If you’re looking for housing in Ireland, chances are you’ve already checked out Daft.ie and Rent.ie. Chances are you’ve also already sent hundreds of queries to ads, each with thousands of views, to never hear back. Yeah? Well, we’ve all been there. Finding housing here is hard, but not impossible!
Here are some tips on how to score the right housing in Ireland:
1. Start with your school’s housing resources and start early!
This could mean the school’s own dorms/rooms, but be aware that they are generally twice the price of similar housing off campus. You’ll also likely have to move out by the beginning of May as Irish universities sell their dorms in the summer as vacation housing.
However, in addition to their own housing, most universities have connections with local landlords that they share with interested students. Make sure you are on that list and on your housing office’s radar!
2. If you use ads, make sure you know the terminology
A lot of ads on websites are for digs, which is when a tenant (usually an Irish student) lives in a landlord’s home from Monday to Friday and then goes home on the weekend. Digs are popular because lots of Irish undergraduate students go home every weekend. However, this is not a type of property that would work for most international students.
Owner-occupied houses can also also tricky. They can be a great way to immerse yourself with a local family … or you can end up feeling like you’re walking on eggshells in your own space.
If you value alone time and having company over, this may not be the best option. Either way don’t sign up for this type of living situation without meeting in person – and even then it’s hard to know what it’s like to live with someone until you do. You should also set very firm rules for what you are allowed and what is expected, as well as organising a lease.
3. Do a Google Maps search of the property’s location
You want to find a place in a central location, preferably near your university and/or the city centre. This is especially true as you probably won’t have a car and long commutes in the rain (this is Ireland!) may start to wear on you come winter.
Also think about your schedule: If you only have class two days a week and would prefer to be closer to town than college, shop around accordingly. If you’ll stop going to the gym if it’s not nearby, also look for places bearing that in mind.
4. Avoid scams
There are a lot of housing scams targeting international students because we can’t go to see the property until we arrive.
If a property seems too good to be true (perfect photos, insanely reasonable price) it probably is. Hold out until you find a landlord that agrees to wait for you to pay them upon arrival to both protect your deposit and to see if the place is actually suitable.
5. Enjoy the ride!
You can do everything right and still find yourself in a situation where you have to move. That’s okay and not the end of the world!

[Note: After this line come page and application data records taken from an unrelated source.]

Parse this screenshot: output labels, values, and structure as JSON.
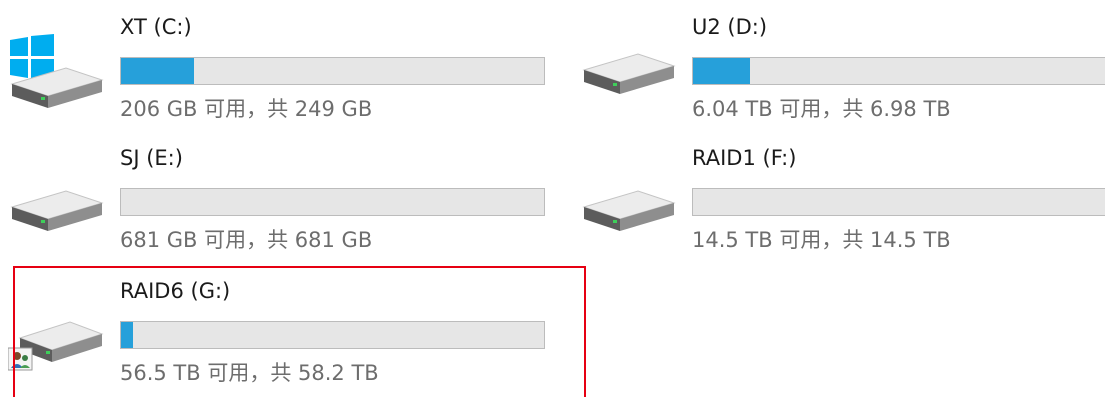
{
  "drives": [
    {
      "name": "XT (C:)",
      "space": "206 GB 可用，共 249 GB",
      "used_fraction": 0.173,
      "icon": "windows-system-drive-icon"
    },
    {
      "name": "U2 (D:)",
      "space": "6.04 TB 可用，共 6.98 TB",
      "used_fraction": 0.135,
      "icon": "hard-drive-icon"
    },
    {
      "name": "SJ (E:)",
      "space": "681 GB 可用，共 681 GB",
      "used_fraction": 0.0,
      "icon": "hard-drive-icon"
    },
    {
      "name": "RAID1 (F:)",
      "space": "14.5 TB 可用，共 14.5 TB",
      "used_fraction": 0.0,
      "icon": "hard-drive-icon"
    },
    {
      "name": "RAID6 (G:)",
      "space": "56.5 TB 可用，共 58.2 TB",
      "used_fraction": 0.029,
      "icon": "shared-drive-icon"
    }
  ],
  "colors": {
    "bar_fill": "#26a0da",
    "bar_track": "#e6e6e6",
    "highlight_box": "#e60012"
  }
}
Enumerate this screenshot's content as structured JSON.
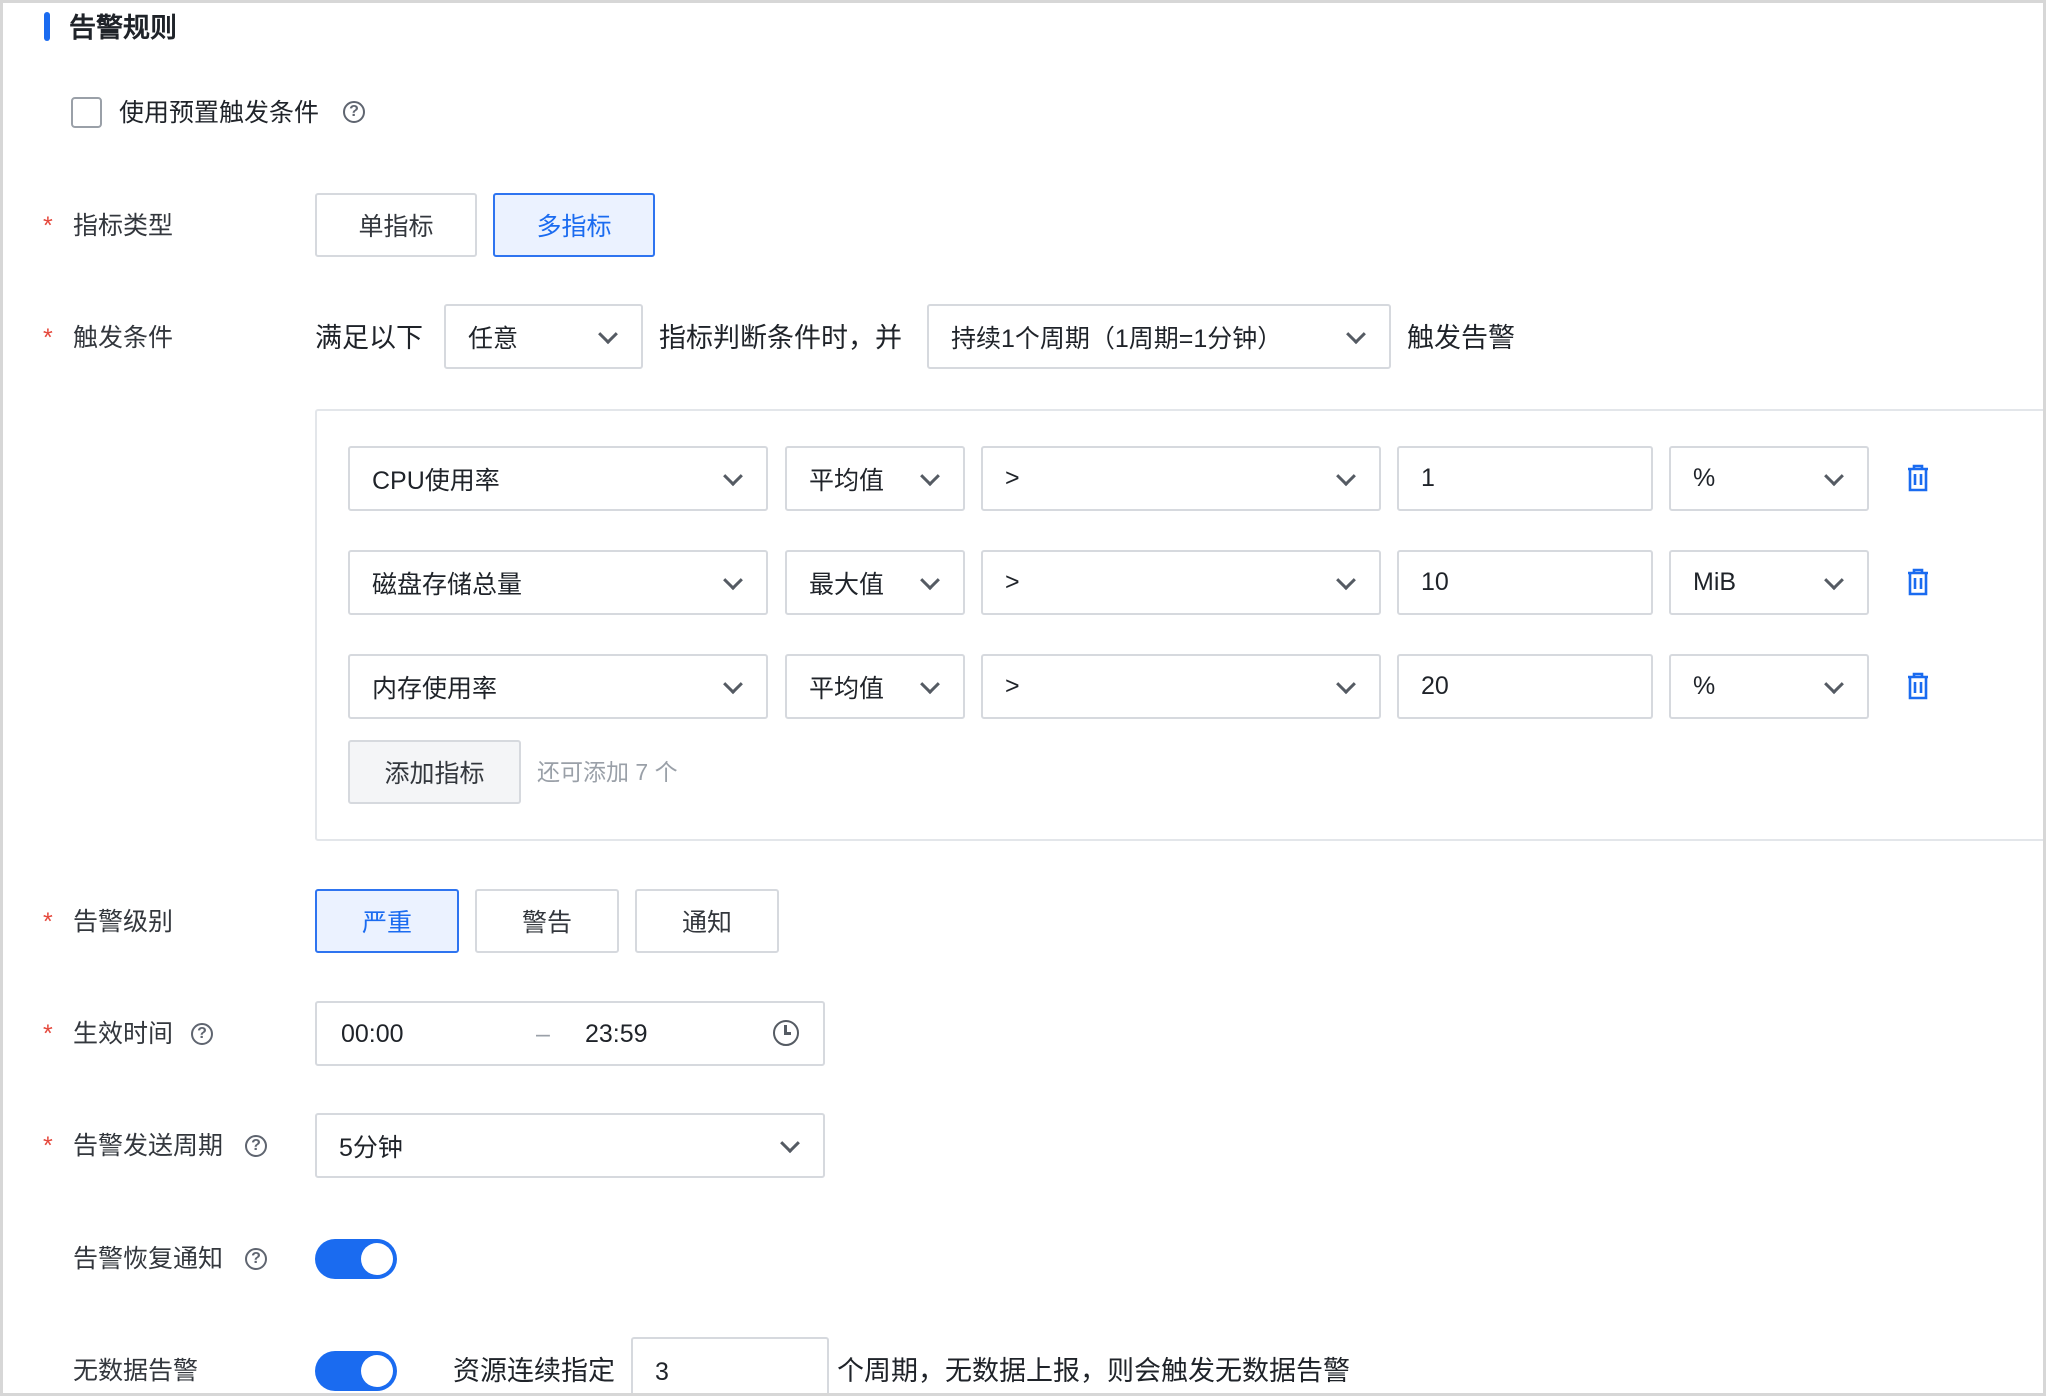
{
  "section": {
    "title": "告警规则"
  },
  "preset": {
    "label": "使用预置触发条件",
    "checked": false
  },
  "metric_type": {
    "label": "指标类型",
    "options": [
      "单指标",
      "多指标"
    ],
    "selected": "多指标"
  },
  "trigger": {
    "label": "触发条件",
    "prefix": "满足以下",
    "match_value": "任意",
    "middle": "指标判断条件时，并",
    "duration_value": "持续1个周期（1周期=1分钟）",
    "suffix": "触发告警"
  },
  "conditions": [
    {
      "metric": "CPU使用率",
      "stat": "平均值",
      "operator": ">",
      "threshold": "1",
      "unit": "%"
    },
    {
      "metric": "磁盘存储总量",
      "stat": "最大值",
      "operator": ">",
      "threshold": "10",
      "unit": "MiB"
    },
    {
      "metric": "内存使用率",
      "stat": "平均值",
      "operator": ">",
      "threshold": "20",
      "unit": "%"
    }
  ],
  "add_metric": {
    "label": "添加指标",
    "hint": "还可添加 7 个"
  },
  "alarm_level": {
    "label": "告警级别",
    "options": [
      "严重",
      "警告",
      "通知"
    ],
    "selected": "严重"
  },
  "effective_time": {
    "label": "生效时间",
    "start": "00:00",
    "separator": "–",
    "end": "23:59"
  },
  "send_period": {
    "label": "告警发送周期",
    "value": "5分钟"
  },
  "recovery_notice": {
    "label": "告警恢复通知",
    "enabled": true
  },
  "no_data": {
    "label": "无数据告警",
    "enabled": true,
    "prefix": "资源连续指定",
    "value": "3",
    "suffix": "个周期，无数据上报，则会触发无数据告警"
  },
  "colors": {
    "accent": "#1a6bf0",
    "required": "#e5483c",
    "border": "#d6d9de"
  },
  "icons": [
    "help-icon",
    "chevron-down-icon",
    "trash-icon",
    "clock-icon"
  ]
}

I started out in an owner-occupied house that turned out to be an unproductive situation for me and my studies. I contacted my university mid-semester and they put me in touch with an off-campus landlord and I ended up in an ideal location, so it all worked out in the end.
And this was my view in Cork of the wonderful Saint Fin Barre’s Cathedral . . .